The Washington standoff over raising the debt ceiling has raised economic concerns on a global basis. Treasury Secretary Janet Yellen again warned on Monday that a
U.S. default could come as early as June 1st. Her dire warning is also confirmed by projections of both the Bipartisan Policy Center and the Congressional Budget Office.
A nonpartisan congressional report cited a “significant risk” of a historic default within the first two weeks of June. A report by the U.S. Congressional Budget Office confirmed statements by Treasury Secretary Janet Yellen’s warning that a government default could come as early as June 1. Then there is also Biden’s veiled threat of using the 14th amendment if no agreement is forthcoming before June 1.
President Biden announced his plans to cut short his upcoming trip to Asia. Although he will still attend the G7 meeting in Japan he will return immediately after that rather than going to Papa New Guinea and Australia. This could be the root cause of the upbeat and optimistic tone and statements that occurred immediately following the conclusion of the second debt ceiling meeting by all sides.
Speaker Kevin McCarthy said both sides are still "far apart," but he believes “it's possible to get a deal this week.” There was an overwhelming consensus that letting the U.S. government default on its obligations was not an option. Which also opens the door for a two-part agreement. The first part being some sort of short-term extension followed by more extensive negotiations being held at a later date.
One piece of fresh news came with the acknowledgment that the only way to resolve the debt ceiling crisis was through bipartisan negotiation to create legislation rather than partisan bills such as the one passed by Congress a few weeks ago. Shortly after the one-hour meeting, House Speaker Kevin McCarthy spoke to reporters stating that both he and the president have agreed to designate people to represent the White House in direct negotiations with his team.
Senate Majority Leader Chuck Schumer added to that sentiment saying that, “a few additional players” will be added to the discussions. The White House later announced that the President will have two of his top advisers negotiate the debt deal with Capitol Hill Republicans.

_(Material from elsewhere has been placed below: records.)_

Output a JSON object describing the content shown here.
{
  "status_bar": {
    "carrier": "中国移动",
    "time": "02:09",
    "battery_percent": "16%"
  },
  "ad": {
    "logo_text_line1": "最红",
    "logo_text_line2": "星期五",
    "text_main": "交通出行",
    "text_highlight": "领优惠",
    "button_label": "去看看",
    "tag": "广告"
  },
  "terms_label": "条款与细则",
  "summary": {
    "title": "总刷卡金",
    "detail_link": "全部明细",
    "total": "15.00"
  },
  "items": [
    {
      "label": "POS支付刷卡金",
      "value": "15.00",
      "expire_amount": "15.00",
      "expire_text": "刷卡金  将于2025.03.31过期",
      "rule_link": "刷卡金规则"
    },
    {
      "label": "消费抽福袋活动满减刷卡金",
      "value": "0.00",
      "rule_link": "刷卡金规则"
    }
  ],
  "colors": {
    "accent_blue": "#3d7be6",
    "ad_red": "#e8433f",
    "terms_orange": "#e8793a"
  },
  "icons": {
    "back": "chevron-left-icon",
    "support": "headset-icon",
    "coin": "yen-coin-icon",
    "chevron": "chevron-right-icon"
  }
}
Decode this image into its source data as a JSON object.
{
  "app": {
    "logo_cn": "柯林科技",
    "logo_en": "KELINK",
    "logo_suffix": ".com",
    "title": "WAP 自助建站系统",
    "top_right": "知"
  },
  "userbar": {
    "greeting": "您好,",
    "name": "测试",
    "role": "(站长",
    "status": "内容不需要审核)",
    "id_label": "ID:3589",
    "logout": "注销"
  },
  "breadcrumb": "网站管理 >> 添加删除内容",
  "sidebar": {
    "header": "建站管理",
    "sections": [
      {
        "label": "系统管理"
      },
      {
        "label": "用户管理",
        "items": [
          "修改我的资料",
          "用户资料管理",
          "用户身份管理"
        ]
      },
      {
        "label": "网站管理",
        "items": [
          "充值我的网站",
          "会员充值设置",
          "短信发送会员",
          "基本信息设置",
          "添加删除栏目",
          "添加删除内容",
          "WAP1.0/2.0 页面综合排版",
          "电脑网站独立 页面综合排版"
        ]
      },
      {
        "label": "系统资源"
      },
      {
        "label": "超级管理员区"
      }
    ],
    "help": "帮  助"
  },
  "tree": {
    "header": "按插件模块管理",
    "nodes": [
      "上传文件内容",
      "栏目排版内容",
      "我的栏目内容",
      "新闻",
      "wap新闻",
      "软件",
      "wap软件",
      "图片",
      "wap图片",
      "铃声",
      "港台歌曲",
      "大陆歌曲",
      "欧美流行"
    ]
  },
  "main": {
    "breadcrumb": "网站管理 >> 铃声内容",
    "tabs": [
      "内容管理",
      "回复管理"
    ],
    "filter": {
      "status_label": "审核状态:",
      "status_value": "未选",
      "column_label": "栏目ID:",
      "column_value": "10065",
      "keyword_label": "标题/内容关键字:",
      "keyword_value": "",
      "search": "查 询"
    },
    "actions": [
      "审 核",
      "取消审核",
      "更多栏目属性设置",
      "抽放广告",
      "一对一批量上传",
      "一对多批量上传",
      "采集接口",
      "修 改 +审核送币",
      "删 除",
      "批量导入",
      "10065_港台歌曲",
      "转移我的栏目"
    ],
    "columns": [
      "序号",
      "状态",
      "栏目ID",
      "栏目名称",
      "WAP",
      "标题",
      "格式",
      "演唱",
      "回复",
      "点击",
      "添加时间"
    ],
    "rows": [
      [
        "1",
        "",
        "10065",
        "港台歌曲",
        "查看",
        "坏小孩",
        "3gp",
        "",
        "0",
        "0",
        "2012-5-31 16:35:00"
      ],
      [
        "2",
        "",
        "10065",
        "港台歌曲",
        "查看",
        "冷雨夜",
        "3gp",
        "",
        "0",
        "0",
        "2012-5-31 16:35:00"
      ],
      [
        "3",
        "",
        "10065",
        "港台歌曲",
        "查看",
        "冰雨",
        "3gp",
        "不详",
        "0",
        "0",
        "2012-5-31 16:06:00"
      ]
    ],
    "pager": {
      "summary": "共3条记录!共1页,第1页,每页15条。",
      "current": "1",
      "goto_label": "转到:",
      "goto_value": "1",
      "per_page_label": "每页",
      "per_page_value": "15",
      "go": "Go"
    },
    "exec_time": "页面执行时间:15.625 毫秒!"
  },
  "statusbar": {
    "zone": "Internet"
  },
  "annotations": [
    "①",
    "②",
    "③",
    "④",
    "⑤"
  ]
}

It is what was not said that seems to be at the heart of this newfound optimism which is that there was some discussion of a short-term extension to avoid the U.S. defaulting on its obligations. While this is only a conjecture the fact that the ideology of the Republicans and Democrats remain so far apart that the only way to get an agreement by the end of the week would involve some sort of two-part negotiations consisting of short-term solutions which would be followed by a more detailed negotiation at a later date.
As of 6:00 PM EDT Gold futures basis the most active June contract is currently fixed at $1993.20 after factoring in today’s decline of $29.4 or 1.46%. The U.S. dollar index is currently trading at 102.44.
Wishing you as always good trading,
Gary S. Wagner - Executive Producer